While there are reports of some long haulers feeling relief after receiving the vaccine, Eleniak--who takes hydroxychloroquine for Lupus--said, "There is not enough information about the effect the vaccine has on people with autoimmune disorders." 

In an attempt to get answers, Eleniak recently signed up at a University of Alberta-affiliated clinic - one of three in Alberta - studying post-COVID-19 symptoms in long haulers. 

In the meantime, she continues to work as a forensic pathology technician at the medical examiner's office in Edmonton. Eleniak returned to part-time duties in early October and now works in a modified setting five days a week. 

While it is a struggle, the return to work and productivity has been a boost for her mental health, according to Eleniak, who lives with husband Terry at their dairy farm 77 km east of Edmonton. "I do have to work as I am putting my daughter through college."

Even with tight family ties--her first grandchild was born last fall-- Eleniak admits she can’t avoid emotionally painful moments away from home.

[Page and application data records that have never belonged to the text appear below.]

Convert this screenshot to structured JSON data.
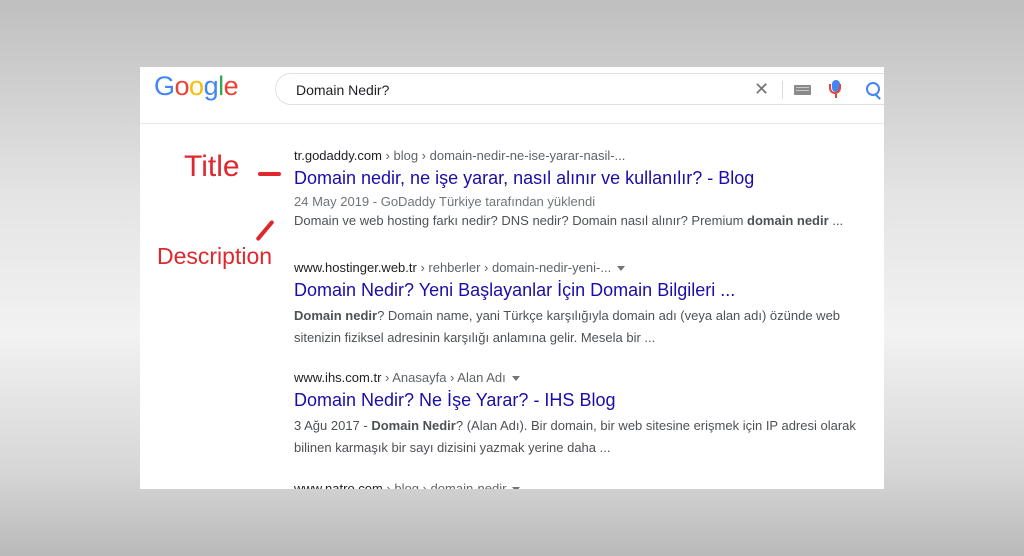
{
  "search": {
    "logo_letters": [
      {
        "ch": "G",
        "color": "#4285f4"
      },
      {
        "ch": "o",
        "color": "#ea4335"
      },
      {
        "ch": "o",
        "color": "#fbbc05"
      },
      {
        "ch": "g",
        "color": "#4285f4"
      },
      {
        "ch": "l",
        "color": "#34a853"
      },
      {
        "ch": "e",
        "color": "#ea4335"
      }
    ],
    "query": "Domain Nedir?",
    "clear_glyph": "✕",
    "icons": [
      "close-icon",
      "keyboard-icon",
      "microphone-icon",
      "search-icon"
    ]
  },
  "results": [
    {
      "domain": "tr.godaddy.com",
      "path": " › blog › domain-nedir-ne-ise-yarar-nasil-...",
      "has_caret": false,
      "title": "Domain nedir, ne işe yarar, nasıl alınır ve kullanılır? - Blog",
      "meta": "24 May 2019 - GoDaddy Türkiye tarafından yüklendi",
      "desc_parts": [
        {
          "t": "Domain ve web hosting farkı nedir? DNS nedir? Domain nasıl alınır? Premium ",
          "b": false
        },
        {
          "t": "domain nedir",
          "b": true
        },
        {
          "t": " ...",
          "b": false
        }
      ]
    },
    {
      "domain": "www.hostinger.web.tr",
      "path": " › rehberler › domain-nedir-yeni-...",
      "has_caret": true,
      "title": "Domain Nedir? Yeni Başlayanlar İçin Domain Bilgileri ...",
      "meta": "",
      "desc_parts": [
        {
          "t": "Domain nedir",
          "b": true
        },
        {
          "t": "? Domain name, yani Türkçe karşılığıyla domain adı (veya alan adı) özünde web sitenizin fiziksel adresinin karşılığı anlamına gelir. Mesela bir ...",
          "b": false
        }
      ]
    },
    {
      "domain": "www.ihs.com.tr",
      "path": " › Anasayfa › Alan Adı",
      "has_caret": true,
      "title": "Domain Nedir? Ne İşe Yarar? - IHS Blog",
      "meta": "",
      "desc_parts": [
        {
          "t": "3 Ağu 2017 - ",
          "b": false
        },
        {
          "t": "Domain Nedir",
          "b": true
        },
        {
          "t": "? (Alan Adı). Bir domain, bir web sitesine erişmek için IP adresi olarak bilinen karmaşık bir sayı dizisini yazmak yerine daha ...",
          "b": false
        }
      ]
    },
    {
      "domain": "www.natro.com",
      "path": " › blog › domain-nedir",
      "has_caret": true,
      "title": "",
      "meta": "",
      "desc_parts": []
    }
  ],
  "annotations": {
    "title_label": "Title",
    "description_label": "Description",
    "color": "#e0282c"
  }
}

"I think this world has changed, but not for the good," said Eleniak, adding she hears too many insensitive comments from people when they realize she has lingering symptoms due to COVID-19.

"They'll hear me talk in my raspy voice and say, 'What do you mean you've been that way since July?' 

Eleniak has also found support from the COVID-19 long haulers Facebook group (, saying, "It’s calming to know someone else feels some of the same things I do."

The long haulers Facebook group founder Susie Goulding, who contracted COVID-19 a year ago and has not been able to work since, is frustrated by the lack of a response by governments.

"Everybody is on their own because long haulers are not counted," said Goulding, 53. "They have not even given this (condition) a name."

"This is an urgent situation. It is a tsunami of people building up and we are running against the clock," she said.

To improve the dialogue between long haulers and the provinces, Goulding has created Facebook chapters in Alberta, B.C. and Quebec, each with its own set of standards. An Atlantic Canada chapter is also a tentative go.

The COVID Long Haulers Support Group Canada has helped spearhead two petitions destined to be tabled in parliament in early April asking the federal government to recognize long-haul COVID-19 as a condition and provide financial help for people who can't work because of it.